Indoor vs. Outdoor Gardens
There are many considerations to make when deciding between indoor and outdoor growing. Here are some things to think about.
Types of Plants
Not all plants are designed for indoor growth and vice versa. Climate has a major impact on healthy growth, and some plants don’t do well without constant exposure to open air.
Likewise, some plants are bred to be house plants where they’ll live in a climate-controlled environment without exposure to the elements and other factors. Some plants grow best with lighting that’s filtered indoors rather than directly exposed outdoors.
Tools and Equipment
Consider what you have and what you want to invest in before you decide between indoor and outdoor growing. For example, if you live in an apartment without garden plots, you really have no choice but to do indoor growing. Potted plants are a great option for those with limited space, and you’ll need very few supplies.
If you want something a bit bigger inside your small living space, you have options. You could try acquiring hydroponic supplies or grow room packages you’ll use inside to simulate an outdoor garden. You’ll be amazed at how well they grow! Lighting and everything included!
If you have the space to do an outdoor garden, you’ll need a few tools to cultivate a good space. You may need to buy or rent a tiller to aerate the ground and mix in fertilizer and topsoil to promote growth. There are also a number of harvesting and trimming materials you will need. Take a look at some of Monster Gardens specialty products here.
The types of tools and equipment you need will be influenced by your environment—go with what makes the most sense for you.
Typically, a plant will grow according to what it’s planted in. If it’s planted in a small pot inside your home, its growth will be limited. If it’s planted in a large garden plot with no nearby plants, it can grow to its full potential.
Additionally, there are some plants that are not meant for indoor growth simply because of their size. For example, a shrub is not a great house plant, as it’s designed to take up a large area.
When purchasing plants, always check the tag to see how much sunlight they need to grow. Light symbols will show you whether a plant requires constant sun, partial sun and shade, or all shade.
If a plant requires constant sun, it won’t work as an indoor house plant unless you have 360-degree windows. Plants that require little sunshine work best inside. Remember, if you want your plants to grow, lighting is vital.
It’s more difficult to regulate the amount of water your outdoor plants get because you can’t do anything to stop the rain. This can be very good for outdoor plants and your water bill! You can also set sprinklers on a timer to ensure plants are watered often. But plants that need less water struggle if you live in an area that rains frequently.
It’s easier to control the amount of water your indoor plants get, so you can be sure they get the right amount. But that also means you must consistently water them, and if you’re a forgetful person, that may be challenging for you!

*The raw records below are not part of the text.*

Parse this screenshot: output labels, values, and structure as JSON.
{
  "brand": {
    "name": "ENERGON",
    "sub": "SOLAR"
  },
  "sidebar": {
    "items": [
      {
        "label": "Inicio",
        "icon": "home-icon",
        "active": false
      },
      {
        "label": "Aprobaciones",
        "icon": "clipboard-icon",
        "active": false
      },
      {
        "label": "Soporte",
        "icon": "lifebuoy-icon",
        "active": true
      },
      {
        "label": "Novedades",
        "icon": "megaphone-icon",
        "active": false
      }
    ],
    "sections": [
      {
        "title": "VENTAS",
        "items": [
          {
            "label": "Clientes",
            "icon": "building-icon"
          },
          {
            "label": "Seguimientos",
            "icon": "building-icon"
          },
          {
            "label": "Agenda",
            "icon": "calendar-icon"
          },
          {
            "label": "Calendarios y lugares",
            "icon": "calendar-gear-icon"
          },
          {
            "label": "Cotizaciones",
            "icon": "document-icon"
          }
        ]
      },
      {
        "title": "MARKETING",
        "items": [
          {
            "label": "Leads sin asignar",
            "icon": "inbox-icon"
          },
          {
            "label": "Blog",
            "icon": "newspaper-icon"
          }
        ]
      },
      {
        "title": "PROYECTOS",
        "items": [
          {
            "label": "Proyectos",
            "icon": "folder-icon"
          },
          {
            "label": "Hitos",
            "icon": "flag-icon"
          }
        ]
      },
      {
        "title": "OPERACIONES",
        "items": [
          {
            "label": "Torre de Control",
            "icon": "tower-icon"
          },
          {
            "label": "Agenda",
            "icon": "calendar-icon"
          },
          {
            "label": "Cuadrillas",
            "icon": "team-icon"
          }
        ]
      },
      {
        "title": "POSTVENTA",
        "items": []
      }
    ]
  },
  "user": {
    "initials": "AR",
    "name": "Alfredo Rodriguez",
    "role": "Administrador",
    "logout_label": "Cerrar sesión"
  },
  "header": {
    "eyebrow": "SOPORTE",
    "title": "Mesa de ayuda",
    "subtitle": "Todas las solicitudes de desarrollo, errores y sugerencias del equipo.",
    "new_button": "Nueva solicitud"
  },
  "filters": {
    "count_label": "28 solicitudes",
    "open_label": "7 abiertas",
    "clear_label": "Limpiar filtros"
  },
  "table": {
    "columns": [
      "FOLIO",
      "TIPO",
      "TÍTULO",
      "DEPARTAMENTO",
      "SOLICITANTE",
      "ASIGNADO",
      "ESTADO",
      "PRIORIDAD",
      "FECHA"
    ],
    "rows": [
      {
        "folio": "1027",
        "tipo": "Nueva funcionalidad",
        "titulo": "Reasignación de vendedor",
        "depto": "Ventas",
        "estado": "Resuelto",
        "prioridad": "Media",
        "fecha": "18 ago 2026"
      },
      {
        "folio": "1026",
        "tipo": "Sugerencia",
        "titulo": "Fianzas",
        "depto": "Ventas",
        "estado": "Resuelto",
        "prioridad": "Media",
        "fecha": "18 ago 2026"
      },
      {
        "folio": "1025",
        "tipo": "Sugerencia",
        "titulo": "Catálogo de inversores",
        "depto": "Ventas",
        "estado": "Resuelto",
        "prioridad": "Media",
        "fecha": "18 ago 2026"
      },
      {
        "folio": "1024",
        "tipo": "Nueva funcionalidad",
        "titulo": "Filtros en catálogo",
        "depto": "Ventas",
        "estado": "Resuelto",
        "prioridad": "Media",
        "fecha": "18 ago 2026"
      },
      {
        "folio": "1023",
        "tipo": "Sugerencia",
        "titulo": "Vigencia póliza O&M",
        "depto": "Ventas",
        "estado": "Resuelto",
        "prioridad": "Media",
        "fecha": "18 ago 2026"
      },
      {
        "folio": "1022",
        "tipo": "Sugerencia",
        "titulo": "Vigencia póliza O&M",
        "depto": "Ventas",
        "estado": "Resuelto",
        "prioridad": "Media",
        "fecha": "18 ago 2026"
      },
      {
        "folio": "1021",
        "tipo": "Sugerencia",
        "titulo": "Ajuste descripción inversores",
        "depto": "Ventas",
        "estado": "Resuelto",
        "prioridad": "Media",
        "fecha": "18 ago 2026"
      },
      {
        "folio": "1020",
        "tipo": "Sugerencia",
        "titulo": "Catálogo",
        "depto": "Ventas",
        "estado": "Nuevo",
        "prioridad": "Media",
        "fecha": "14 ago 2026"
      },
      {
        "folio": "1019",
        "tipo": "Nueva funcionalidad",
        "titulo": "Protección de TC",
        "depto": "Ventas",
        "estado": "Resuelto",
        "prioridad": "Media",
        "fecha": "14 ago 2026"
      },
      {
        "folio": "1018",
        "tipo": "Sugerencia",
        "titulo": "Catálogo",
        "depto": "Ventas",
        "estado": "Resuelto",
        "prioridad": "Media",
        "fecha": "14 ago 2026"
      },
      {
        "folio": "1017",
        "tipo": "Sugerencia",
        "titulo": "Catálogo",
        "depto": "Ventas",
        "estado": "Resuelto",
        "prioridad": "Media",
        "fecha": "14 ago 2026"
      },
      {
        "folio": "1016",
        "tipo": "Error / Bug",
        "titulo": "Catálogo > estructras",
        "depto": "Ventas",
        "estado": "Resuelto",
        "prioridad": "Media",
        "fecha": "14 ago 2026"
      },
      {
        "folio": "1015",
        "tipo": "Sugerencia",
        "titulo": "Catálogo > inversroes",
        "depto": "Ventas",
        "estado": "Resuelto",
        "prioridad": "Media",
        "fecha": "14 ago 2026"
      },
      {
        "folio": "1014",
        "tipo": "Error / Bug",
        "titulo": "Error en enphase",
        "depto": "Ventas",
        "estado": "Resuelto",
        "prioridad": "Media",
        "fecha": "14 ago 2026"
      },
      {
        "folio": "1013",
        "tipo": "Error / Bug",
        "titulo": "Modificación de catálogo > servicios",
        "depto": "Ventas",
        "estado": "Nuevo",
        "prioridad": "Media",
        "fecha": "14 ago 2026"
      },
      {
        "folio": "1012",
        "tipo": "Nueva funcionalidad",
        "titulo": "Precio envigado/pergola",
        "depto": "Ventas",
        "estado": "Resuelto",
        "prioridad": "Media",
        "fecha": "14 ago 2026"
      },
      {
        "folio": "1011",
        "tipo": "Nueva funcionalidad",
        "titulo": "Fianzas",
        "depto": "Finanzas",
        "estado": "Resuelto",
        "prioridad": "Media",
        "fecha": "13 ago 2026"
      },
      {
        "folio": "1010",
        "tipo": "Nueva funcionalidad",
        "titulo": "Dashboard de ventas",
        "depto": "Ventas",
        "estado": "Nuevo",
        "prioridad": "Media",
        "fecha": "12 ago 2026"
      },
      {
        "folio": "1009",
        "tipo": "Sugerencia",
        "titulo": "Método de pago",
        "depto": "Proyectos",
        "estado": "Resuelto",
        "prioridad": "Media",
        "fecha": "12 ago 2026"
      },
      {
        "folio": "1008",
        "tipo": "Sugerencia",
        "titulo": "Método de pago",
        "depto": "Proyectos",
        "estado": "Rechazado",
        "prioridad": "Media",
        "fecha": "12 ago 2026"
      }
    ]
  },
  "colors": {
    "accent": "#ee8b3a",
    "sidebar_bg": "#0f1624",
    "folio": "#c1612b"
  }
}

Some parts of the world are better suited for outdoor plant growth than others. If you live in an area with extreme temperatures, you may not be able to enjoy your outdoor plants year-round. Desert sun might kill your leafy greens and harsh winters will cover up your beautiful plants.
There are drought-resistant plants made for hot climates and perennial plants made for winter wonderlands, but if you want consistent plants, indoor may be the better option for you. The indoor growing equipment of today can help you create the perfect sub climate for your plants.
It’s difficult to control pests in your outdoor gardens, although you can pay someone to spray the area to repel insects. But larger creatures like deer and rabbits are much harder to control.
It’s much easier to prevent pests indoors where you won’t be dealing with random bugs and unruly wildlife.
We all know that plants use a process called photosynthesis to mix light, carbon dioxide, and water to create food that helps it grow. This process has an important byproduct: clean oxygen.
Plants indoors and outdoors can create cleaner air quality for you, although you’ll likely notice the benefits more strongly inside your home.
Indoor vs. Outdoor: The Verdict
Indoor and outdoor growing both have their strengths and weakness, and it’s largely up to personal preference and your situation.
You could try a mix of both. Many growers like to begin growing their plants indoors where they can closely watch and nurture them in a controlled environment. Then, when plants start to outgrow their pots, you could find an outdoor home for them where they can thrive in a larger environment.
It’s largely personal preference. Now that you understand the pros and cons of both sides, you can decide if you want to grow just indoor, just outdoor, or both! Whatever your preference, we have growing expertise here at Monster Gardens. Turn to us for all of your growing needs.